#### TASK STATEMENT:
Line by line, repeat the material below without any deviation.
- Opening Delimiter -
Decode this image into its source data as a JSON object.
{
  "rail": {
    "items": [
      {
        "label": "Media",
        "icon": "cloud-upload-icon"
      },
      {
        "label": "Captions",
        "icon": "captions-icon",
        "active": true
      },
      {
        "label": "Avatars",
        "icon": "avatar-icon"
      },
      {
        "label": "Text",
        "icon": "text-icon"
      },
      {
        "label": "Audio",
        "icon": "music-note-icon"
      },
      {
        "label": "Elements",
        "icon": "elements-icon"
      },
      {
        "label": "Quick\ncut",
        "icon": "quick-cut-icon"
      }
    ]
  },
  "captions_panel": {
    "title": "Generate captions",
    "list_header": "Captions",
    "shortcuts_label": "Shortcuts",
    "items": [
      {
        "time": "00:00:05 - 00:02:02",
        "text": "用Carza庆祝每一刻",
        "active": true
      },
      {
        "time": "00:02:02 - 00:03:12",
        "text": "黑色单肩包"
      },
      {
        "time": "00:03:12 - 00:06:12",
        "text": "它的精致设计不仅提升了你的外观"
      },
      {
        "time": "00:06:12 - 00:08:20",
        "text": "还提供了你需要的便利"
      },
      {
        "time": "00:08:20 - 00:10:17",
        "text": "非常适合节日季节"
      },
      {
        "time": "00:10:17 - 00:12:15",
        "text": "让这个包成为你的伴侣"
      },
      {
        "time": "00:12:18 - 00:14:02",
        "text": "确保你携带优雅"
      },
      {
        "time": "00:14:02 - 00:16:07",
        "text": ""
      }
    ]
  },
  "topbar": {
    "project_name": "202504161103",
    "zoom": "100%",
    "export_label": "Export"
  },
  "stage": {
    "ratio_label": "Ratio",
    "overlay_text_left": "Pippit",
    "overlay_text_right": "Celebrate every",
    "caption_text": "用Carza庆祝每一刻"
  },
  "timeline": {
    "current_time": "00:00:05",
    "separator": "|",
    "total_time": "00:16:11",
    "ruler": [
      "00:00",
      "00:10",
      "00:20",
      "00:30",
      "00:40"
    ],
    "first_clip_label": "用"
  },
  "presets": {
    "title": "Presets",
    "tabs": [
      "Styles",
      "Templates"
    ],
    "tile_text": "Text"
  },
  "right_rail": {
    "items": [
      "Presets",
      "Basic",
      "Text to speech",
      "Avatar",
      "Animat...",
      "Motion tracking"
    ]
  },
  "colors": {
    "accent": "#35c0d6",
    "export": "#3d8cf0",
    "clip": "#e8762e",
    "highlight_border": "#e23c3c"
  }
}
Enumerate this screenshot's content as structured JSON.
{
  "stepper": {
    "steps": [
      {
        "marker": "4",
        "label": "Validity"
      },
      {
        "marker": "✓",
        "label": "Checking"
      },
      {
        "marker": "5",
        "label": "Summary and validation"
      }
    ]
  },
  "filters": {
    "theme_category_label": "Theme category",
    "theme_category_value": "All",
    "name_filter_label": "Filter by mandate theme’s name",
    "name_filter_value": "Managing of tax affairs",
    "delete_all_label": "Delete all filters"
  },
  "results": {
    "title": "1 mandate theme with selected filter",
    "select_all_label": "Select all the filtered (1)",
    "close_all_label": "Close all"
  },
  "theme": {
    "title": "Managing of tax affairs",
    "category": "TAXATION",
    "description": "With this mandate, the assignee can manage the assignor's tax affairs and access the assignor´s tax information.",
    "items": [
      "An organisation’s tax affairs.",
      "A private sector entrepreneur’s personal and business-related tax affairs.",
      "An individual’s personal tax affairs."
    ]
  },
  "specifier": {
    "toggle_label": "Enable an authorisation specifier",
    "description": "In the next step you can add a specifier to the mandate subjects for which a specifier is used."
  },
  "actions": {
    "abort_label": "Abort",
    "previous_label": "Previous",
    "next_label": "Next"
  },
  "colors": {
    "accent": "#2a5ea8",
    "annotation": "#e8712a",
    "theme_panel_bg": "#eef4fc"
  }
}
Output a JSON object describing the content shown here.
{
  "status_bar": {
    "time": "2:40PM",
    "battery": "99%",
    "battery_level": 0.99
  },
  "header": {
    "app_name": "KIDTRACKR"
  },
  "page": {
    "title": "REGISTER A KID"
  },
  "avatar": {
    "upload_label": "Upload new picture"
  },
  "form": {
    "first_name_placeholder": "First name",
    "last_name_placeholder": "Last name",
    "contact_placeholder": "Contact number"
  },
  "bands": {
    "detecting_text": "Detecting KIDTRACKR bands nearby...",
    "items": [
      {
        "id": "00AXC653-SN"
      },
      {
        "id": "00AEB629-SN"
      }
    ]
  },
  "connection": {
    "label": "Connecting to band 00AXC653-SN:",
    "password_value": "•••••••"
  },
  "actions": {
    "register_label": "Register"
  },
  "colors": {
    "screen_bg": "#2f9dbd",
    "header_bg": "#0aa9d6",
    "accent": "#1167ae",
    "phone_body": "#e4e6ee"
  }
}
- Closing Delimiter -
#### EXPECTED OUTPUT:
Decode this image into its source data as a JSON object.
{
  "rail": {
    "items": [
      {
        "label": "Media",
        "icon": "cloud-upload-icon"
      },
      {
        "label": "Captions",
        "icon": "captions-icon",
        "active": true
      },
      {
        "label": "Avatars",
        "icon": "avatar-icon"
      },
      {
        "label": "Text",
        "icon": "text-icon"
      },
      {
        "label": "Audio",
        "icon": "music-note-icon"
      },
      {
        "label": "Elements",
        "icon": "elements-icon"
      },
      {
        "label": "Quick\ncut",
        "icon": "quick-cut-icon"
      }
    ]
  },
  "captions_panel": {
    "title": "Generate captions",
    "list_header": "Captions",
    "shortcuts_label": "Shortcuts",
    "items": [
      {
        "time": "00:00:05 - 00:02:02",
        "text": "用Carza庆祝每一刻",
        "active": true
      },
      {
        "time": "00:02:02 - 00:03:12",
        "text": "黑色单肩包"
      },
      {
        "time": "00:03:12 - 00:06:12",
        "text": "它的精致设计不仅提升了你的外观"
      },
      {
        "time": "00:06:12 - 00:08:20",
        "text": "还提供了你需要的便利"
      },
      {
        "time": "00:08:20 - 00:10:17",
        "text": "非常适合节日季节"
      },
      {
        "time": "00:10:17 - 00:12:15",
        "text": "让这个包成为你的伴侣"
      },
      {
        "time": "00:12:18 - 00:14:02",
        "text": "确保你携带优雅"
      },
      {
        "time": "00:14:02 - 00:16:07",
        "text": ""
      }
    ]
  },
  "topbar": {
    "project_name": "202504161103",
    "zoom": "100%",
    "export_label": "Export"
  },
  "stage": {
    "ratio_label": "Ratio",
    "overlay_text_left": "Pippit",
    "overlay_text_right": "Celebrate every",
    "caption_text": "用Carza庆祝每一刻"
  },
  "timeline": {
    "current_time": "00:00:05",
    "separator": "|",
    "total_time": "00:16:11",
    "ruler": [
      "00:00",
      "00:10",
      "00:20",
      "00:30",
      "00:40"
    ],
    "first_clip_label": "用"
  },
  "presets": {
    "title": "Presets",
    "tabs": [
      "Styles",
      "Templates"
    ],
    "tile_text": "Text"
  },
  "right_rail": {
    "items": [
      "Presets",
      "Basic",
      "Text to speech",
      "Avatar",
      "Animat...",
      "Motion tracking"
    ]
  },
  "colors": {
    "accent": "#35c0d6",
    "export": "#3d8cf0",
    "clip": "#e8762e",
    "highlight_border": "#e23c3c"
  }
}
Enumerate this screenshot's content as structured JSON.
{
  "stepper": {
    "steps": [
      {
        "marker": "4",
        "label": "Validity"
      },
      {
        "marker": "✓",
        "label": "Checking"
      },
      {
        "marker": "5",
        "label": "Summary and validation"
      }
    ]
  },
  "filters": {
    "theme_category_label": "Theme category",
    "theme_category_value": "All",
    "name_filter_label": "Filter by mandate theme’s name",
    "name_filter_value": "Managing of tax affairs",
    "delete_all_label": "Delete all filters"
  },
  "results": {
    "title": "1 mandate theme with selected filter",
    "select_all_label": "Select all the filtered (1)",
    "close_all_label": "Close all"
  },
  "theme": {
    "title": "Managing of tax affairs",
    "category": "TAXATION",
    "description": "With this mandate, the assignee can manage the assignor's tax affairs and access the assignor´s tax information.",
    "items": [
      "An organisation’s tax affairs.",
      "A private sector entrepreneur’s personal and business-related tax affairs.",
      "An individual’s personal tax affairs."
    ]
  },
  "specifier": {
    "toggle_label": "Enable an authorisation specifier",
    "description": "In the next step you can add a specifier to the mandate subjects for which a specifier is used."
  },
  "actions": {
    "abort_label": "Abort",
    "previous_label": "Previous",
    "next_label": "Next"
  },
  "colors": {
    "accent": "#2a5ea8",
    "annotation": "#e8712a",
    "theme_panel_bg": "#eef4fc"
  }
}
Output a JSON object describing the content shown here.
{
  "status_bar": {
    "time": "2:40PM",
    "battery": "99%",
    "battery_level": 0.99
  },
  "header": {
    "app_name": "KIDTRACKR"
  },
  "page": {
    "title": "REGISTER A KID"
  },
  "avatar": {
    "upload_label": "Upload new picture"
  },
  "form": {
    "first_name_placeholder": "First name",
    "last_name_placeholder": "Last name",
    "contact_placeholder": "Contact number"
  },
  "bands": {
    "detecting_text": "Detecting KIDTRACKR bands nearby...",
    "items": [
      {
        "id": "00AXC653-SN"
      },
      {
        "id": "00AEB629-SN"
      }
    ]
  },
  "connection": {
    "label": "Connecting to band 00AXC653-SN:",
    "password_value": "•••••••"
  },
  "actions": {
    "register_label": "Register"
  },
  "colors": {
    "screen_bg": "#2f9dbd",
    "header_bg": "#0aa9d6",
    "accent": "#1167ae",
    "phone_body": "#e4e6ee"
  }
}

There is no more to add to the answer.